- _Task details_
The task calls for an exact copy of the records, without any images.

- _Provided data_
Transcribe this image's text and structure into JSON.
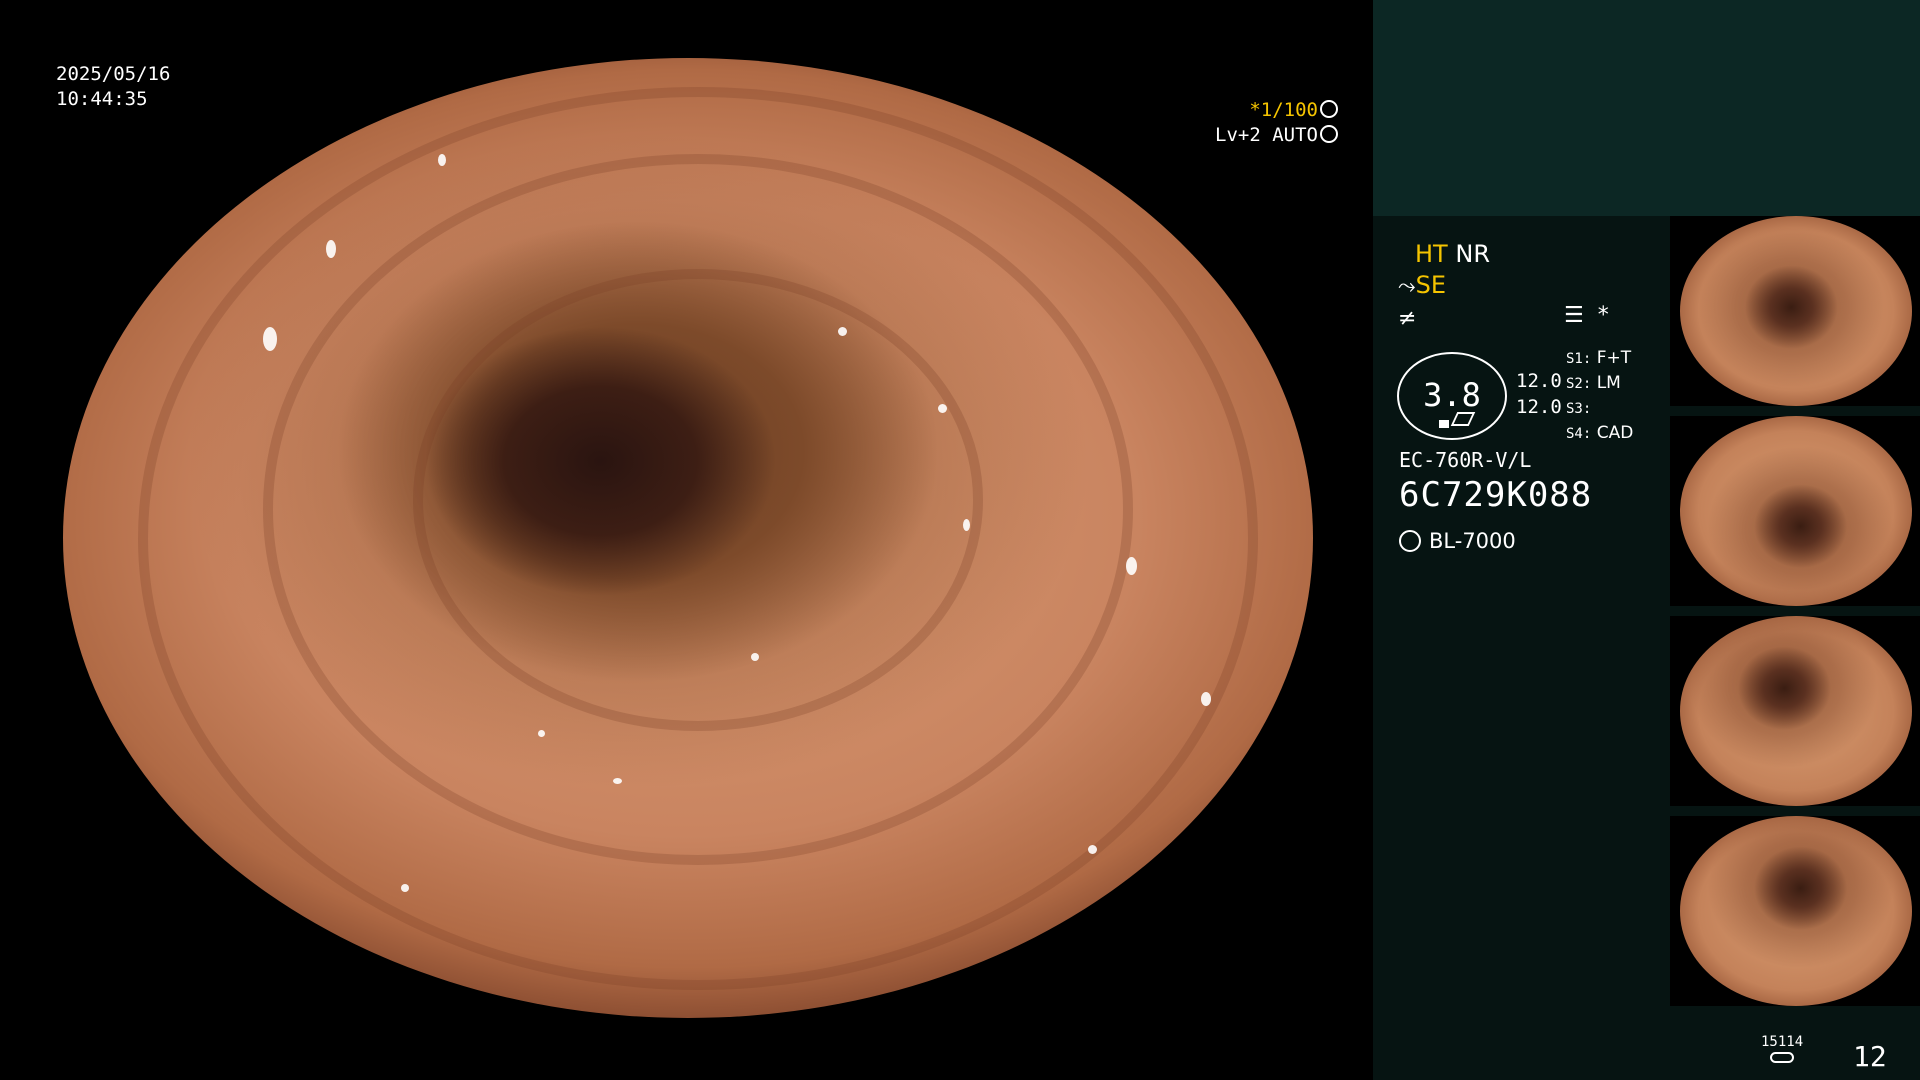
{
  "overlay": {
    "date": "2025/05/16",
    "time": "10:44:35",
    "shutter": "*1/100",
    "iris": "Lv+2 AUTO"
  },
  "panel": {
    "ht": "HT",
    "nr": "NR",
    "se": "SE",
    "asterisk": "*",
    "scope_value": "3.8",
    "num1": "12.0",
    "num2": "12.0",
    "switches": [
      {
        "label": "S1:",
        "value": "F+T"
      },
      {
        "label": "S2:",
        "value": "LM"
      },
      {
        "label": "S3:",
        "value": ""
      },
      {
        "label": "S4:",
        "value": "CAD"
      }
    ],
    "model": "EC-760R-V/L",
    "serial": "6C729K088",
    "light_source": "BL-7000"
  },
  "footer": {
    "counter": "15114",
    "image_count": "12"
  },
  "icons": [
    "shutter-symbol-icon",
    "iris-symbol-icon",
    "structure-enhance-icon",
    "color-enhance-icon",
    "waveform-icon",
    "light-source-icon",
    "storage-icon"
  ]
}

- _Answer_
Transcribe this image's text and structure into JSON.
{
  "overlay": {
    "date": "2025/05/16",
    "time": "10:44:35",
    "shutter": "*1/100",
    "iris": "Lv+2 AUTO"
  },
  "panel": {
    "ht": "HT",
    "nr": "NR",
    "se": "SE",
    "asterisk": "*",
    "scope_value": "3.8",
    "num1": "12.0",
    "num2": "12.0",
    "switches": [
      {
        "label": "S1:",
        "value": "F+T"
      },
      {
        "label": "S2:",
        "value": "LM"
      },
      {
        "label": "S3:",
        "value": ""
      },
      {
        "label": "S4:",
        "value": "CAD"
      }
    ],
    "model": "EC-760R-V/L",
    "serial": "6C729K088",
    "light_source": "BL-7000"
  },
  "footer": {
    "counter": "15114",
    "image_count": "12"
  },
  "icons": [
    "shutter-symbol-icon",
    "iris-symbol-icon",
    "structure-enhance-icon",
    "color-enhance-icon",
    "waveform-icon",
    "light-source-icon",
    "storage-icon"
  ]
}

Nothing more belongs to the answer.